◆ WORK ORDER ◆
Please reproduce the records, omitting nothing and changing nothing.

◆ Entries from a dataset of interfaces ◆

************

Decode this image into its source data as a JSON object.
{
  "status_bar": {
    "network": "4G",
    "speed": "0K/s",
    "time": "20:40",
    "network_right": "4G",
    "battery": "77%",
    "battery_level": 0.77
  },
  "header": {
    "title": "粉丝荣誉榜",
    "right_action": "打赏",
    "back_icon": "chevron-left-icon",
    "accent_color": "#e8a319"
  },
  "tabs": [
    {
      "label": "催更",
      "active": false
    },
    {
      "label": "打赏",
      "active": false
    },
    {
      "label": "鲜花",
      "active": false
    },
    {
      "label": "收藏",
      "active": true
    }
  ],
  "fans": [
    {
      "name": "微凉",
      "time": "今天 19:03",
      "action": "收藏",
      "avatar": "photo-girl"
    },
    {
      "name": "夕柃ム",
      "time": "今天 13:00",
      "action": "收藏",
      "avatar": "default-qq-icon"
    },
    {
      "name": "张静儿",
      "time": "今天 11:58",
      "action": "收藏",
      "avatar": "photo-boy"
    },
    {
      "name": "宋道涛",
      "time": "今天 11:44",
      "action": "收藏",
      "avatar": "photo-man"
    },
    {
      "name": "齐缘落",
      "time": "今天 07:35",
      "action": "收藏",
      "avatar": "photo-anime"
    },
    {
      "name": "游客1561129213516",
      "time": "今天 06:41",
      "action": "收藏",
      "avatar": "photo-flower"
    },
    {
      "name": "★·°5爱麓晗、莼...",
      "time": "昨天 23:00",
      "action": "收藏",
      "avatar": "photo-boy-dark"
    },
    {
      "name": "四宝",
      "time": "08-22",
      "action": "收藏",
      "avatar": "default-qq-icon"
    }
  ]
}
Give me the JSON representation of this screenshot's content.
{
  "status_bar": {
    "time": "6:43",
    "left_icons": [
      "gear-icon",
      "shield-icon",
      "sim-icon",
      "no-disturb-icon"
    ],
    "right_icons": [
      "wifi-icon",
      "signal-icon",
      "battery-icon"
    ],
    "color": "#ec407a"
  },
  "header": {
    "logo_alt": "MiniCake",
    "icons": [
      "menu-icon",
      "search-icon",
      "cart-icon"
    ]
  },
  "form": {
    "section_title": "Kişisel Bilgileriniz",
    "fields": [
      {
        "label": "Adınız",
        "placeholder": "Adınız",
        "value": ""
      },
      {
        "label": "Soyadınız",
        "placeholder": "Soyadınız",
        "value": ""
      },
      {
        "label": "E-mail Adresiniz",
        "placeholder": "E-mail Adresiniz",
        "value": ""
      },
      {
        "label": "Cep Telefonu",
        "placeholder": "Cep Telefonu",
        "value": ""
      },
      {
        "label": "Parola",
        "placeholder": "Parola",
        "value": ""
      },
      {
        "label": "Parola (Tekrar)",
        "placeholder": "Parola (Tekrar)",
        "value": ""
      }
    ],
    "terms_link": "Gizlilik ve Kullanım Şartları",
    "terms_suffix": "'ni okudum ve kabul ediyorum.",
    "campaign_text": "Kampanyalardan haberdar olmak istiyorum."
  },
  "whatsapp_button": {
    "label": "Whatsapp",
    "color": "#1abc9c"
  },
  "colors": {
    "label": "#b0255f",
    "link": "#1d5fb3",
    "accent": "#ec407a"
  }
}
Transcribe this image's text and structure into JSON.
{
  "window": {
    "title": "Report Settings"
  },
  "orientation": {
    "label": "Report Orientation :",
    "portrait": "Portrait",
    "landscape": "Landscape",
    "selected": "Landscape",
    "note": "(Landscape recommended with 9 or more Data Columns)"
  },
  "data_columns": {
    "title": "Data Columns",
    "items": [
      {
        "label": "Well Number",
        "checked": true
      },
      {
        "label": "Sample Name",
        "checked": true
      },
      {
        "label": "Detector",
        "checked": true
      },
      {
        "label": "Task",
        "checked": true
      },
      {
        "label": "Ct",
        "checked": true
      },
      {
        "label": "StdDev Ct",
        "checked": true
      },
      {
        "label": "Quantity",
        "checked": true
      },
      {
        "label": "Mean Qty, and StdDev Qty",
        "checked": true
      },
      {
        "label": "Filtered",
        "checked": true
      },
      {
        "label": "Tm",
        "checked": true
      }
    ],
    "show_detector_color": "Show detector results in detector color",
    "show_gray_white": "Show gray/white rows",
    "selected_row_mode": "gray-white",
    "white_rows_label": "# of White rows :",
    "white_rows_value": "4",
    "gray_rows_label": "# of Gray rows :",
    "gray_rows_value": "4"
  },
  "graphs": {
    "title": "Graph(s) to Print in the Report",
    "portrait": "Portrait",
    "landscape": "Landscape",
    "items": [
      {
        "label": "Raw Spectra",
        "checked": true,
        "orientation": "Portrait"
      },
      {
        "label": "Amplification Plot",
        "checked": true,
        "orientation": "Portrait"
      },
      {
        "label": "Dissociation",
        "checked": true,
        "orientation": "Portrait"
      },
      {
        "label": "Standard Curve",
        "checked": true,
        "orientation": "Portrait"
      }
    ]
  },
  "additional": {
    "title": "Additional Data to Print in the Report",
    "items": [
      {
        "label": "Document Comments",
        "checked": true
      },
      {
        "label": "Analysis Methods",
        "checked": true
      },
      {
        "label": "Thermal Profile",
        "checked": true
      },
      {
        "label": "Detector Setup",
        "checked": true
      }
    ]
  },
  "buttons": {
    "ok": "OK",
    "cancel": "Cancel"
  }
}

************

◆ SOLUTION ◆
Decode this image into its source data as a JSON object.
{
  "status_bar": {
    "network": "4G",
    "speed": "0K/s",
    "time": "20:40",
    "network_right": "4G",
    "battery": "77%",
    "battery_level": 0.77
  },
  "header": {
    "title": "粉丝荣誉榜",
    "right_action": "打赏",
    "back_icon": "chevron-left-icon",
    "accent_color": "#e8a319"
  },
  "tabs": [
    {
      "label": "催更",
      "active": false
    },
    {
      "label": "打赏",
      "active": false
    },
    {
      "label": "鲜花",
      "active": false
    },
    {
      "label": "收藏",
      "active": true
    }
  ],
  "fans": [
    {
      "name": "微凉",
      "time": "今天 19:03",
      "action": "收藏",
      "avatar": "photo-girl"
    },
    {
      "name": "夕柃ム",
      "time": "今天 13:00",
      "action": "收藏",
      "avatar": "default-qq-icon"
    },
    {
      "name": "张静儿",
      "time": "今天 11:58",
      "action": "收藏",
      "avatar": "photo-boy"
    },
    {
      "name": "宋道涛",
      "time": "今天 11:44",
      "action": "收藏",
      "avatar": "photo-man"
    },
    {
      "name": "齐缘落",
      "time": "今天 07:35",
      "action": "收藏",
      "avatar": "photo-anime"
    },
    {
      "name": "游客1561129213516",
      "time": "今天 06:41",
      "action": "收藏",
      "avatar": "photo-flower"
    },
    {
      "name": "★·°5爱麓晗、莼...",
      "time": "昨天 23:00",
      "action": "收藏",
      "avatar": "photo-boy-dark"
    },
    {
      "name": "四宝",
      "time": "08-22",
      "action": "收藏",
      "avatar": "default-qq-icon"
    }
  ]
}
Give me the JSON representation of this screenshot's content.
{
  "status_bar": {
    "time": "6:43",
    "left_icons": [
      "gear-icon",
      "shield-icon",
      "sim-icon",
      "no-disturb-icon"
    ],
    "right_icons": [
      "wifi-icon",
      "signal-icon",
      "battery-icon"
    ],
    "color": "#ec407a"
  },
  "header": {
    "logo_alt": "MiniCake",
    "icons": [
      "menu-icon",
      "search-icon",
      "cart-icon"
    ]
  },
  "form": {
    "section_title": "Kişisel Bilgileriniz",
    "fields": [
      {
        "label": "Adınız",
        "placeholder": "Adınız",
        "value": ""
      },
      {
        "label": "Soyadınız",
        "placeholder": "Soyadınız",
        "value": ""
      },
      {
        "label": "E-mail Adresiniz",
        "placeholder": "E-mail Adresiniz",
        "value": ""
      },
      {
        "label": "Cep Telefonu",
        "placeholder": "Cep Telefonu",
        "value": ""
      },
      {
        "label": "Parola",
        "placeholder": "Parola",
        "value": ""
      },
      {
        "label": "Parola (Tekrar)",
        "placeholder": "Parola (Tekrar)",
        "value": ""
      }
    ],
    "terms_link": "Gizlilik ve Kullanım Şartları",
    "terms_suffix": "'ni okudum ve kabul ediyorum.",
    "campaign_text": "Kampanyalardan haberdar olmak istiyorum."
  },
  "whatsapp_button": {
    "label": "Whatsapp",
    "color": "#1abc9c"
  },
  "colors": {
    "label": "#b0255f",
    "link": "#1d5fb3",
    "accent": "#ec407a"
  }
}
Transcribe this image's text and structure into JSON.
{
  "window": {
    "title": "Report Settings"
  },
  "orientation": {
    "label": "Report Orientation :",
    "portrait": "Portrait",
    "landscape": "Landscape",
    "selected": "Landscape",
    "note": "(Landscape recommended with 9 or more Data Columns)"
  },
  "data_columns": {
    "title": "Data Columns",
    "items": [
      {
        "label": "Well Number",
        "checked": true
      },
      {
        "label": "Sample Name",
        "checked": true
      },
      {
        "label": "Detector",
        "checked": true
      },
      {
        "label": "Task",
        "checked": true
      },
      {
        "label": "Ct",
        "checked": true
      },
      {
        "label": "StdDev Ct",
        "checked": true
      },
      {
        "label": "Quantity",
        "checked": true
      },
      {
        "label": "Mean Qty, and StdDev Qty",
        "checked": true
      },
      {
        "label": "Filtered",
        "checked": true
      },
      {
        "label": "Tm",
        "checked": true
      }
    ],
    "show_detector_color": "Show detector results in detector color",
    "show_gray_white": "Show gray/white rows",
    "selected_row_mode": "gray-white",
    "white_rows_label": "# of White rows :",
    "white_rows_value": "4",
    "gray_rows_label": "# of Gray rows :",
    "gray_rows_value": "4"
  },
  "graphs": {
    "title": "Graph(s) to Print in the Report",
    "portrait": "Portrait",
    "landscape": "Landscape",
    "items": [
      {
        "label": "Raw Spectra",
        "checked": true,
        "orientation": "Portrait"
      },
      {
        "label": "Amplification Plot",
        "checked": true,
        "orientation": "Portrait"
      },
      {
        "label": "Dissociation",
        "checked": true,
        "orientation": "Portrait"
      },
      {
        "label": "Standard Curve",
        "checked": true,
        "orientation": "Portrait"
      }
    ]
  },
  "additional": {
    "title": "Additional Data to Print in the Report",
    "items": [
      {
        "label": "Document Comments",
        "checked": true
      },
      {
        "label": "Analysis Methods",
        "checked": true
      },
      {
        "label": "Thermal Profile",
        "checked": true
      },
      {
        "label": "Detector Setup",
        "checked": true
      }
    ]
  },
  "buttons": {
    "ok": "OK",
    "cancel": "Cancel"
  }
}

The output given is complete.